TRY IT: Using the records below, filter out every line that lacks "subtitle" and copy the rest.

+ + +

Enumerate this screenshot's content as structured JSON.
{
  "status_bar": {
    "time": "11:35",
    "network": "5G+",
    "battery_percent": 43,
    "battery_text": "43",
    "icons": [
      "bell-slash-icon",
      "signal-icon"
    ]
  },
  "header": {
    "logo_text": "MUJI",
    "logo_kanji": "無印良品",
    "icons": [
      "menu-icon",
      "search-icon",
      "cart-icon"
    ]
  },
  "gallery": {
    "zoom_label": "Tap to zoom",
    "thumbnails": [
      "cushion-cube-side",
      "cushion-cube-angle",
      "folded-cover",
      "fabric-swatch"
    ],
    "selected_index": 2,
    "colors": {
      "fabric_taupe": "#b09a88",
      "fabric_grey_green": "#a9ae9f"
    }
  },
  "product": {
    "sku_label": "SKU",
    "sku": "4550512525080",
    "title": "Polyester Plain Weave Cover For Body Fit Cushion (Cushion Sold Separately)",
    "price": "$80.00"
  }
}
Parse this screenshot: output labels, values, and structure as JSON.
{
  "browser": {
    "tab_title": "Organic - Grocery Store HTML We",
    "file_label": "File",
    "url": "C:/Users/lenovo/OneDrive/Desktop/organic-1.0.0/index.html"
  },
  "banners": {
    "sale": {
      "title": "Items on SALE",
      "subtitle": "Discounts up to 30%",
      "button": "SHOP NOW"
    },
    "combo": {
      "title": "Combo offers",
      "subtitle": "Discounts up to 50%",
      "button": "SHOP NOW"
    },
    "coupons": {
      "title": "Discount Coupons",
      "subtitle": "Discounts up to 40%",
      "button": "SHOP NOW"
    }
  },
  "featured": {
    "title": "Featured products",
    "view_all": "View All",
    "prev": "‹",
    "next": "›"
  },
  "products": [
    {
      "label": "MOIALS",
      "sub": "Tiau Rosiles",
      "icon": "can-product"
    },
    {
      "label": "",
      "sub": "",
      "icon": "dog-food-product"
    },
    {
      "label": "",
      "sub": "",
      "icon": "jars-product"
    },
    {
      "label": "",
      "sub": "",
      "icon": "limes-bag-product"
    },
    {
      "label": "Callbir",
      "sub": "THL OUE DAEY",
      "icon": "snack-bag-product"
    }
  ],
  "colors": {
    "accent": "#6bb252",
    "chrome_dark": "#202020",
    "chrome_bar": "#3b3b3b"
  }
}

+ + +

ANSWER AREA:
      "subtitle": "Discounts up to 30%",
      "subtitle": "Discounts up to 50%",
      "subtitle": "Discounts up to 40%",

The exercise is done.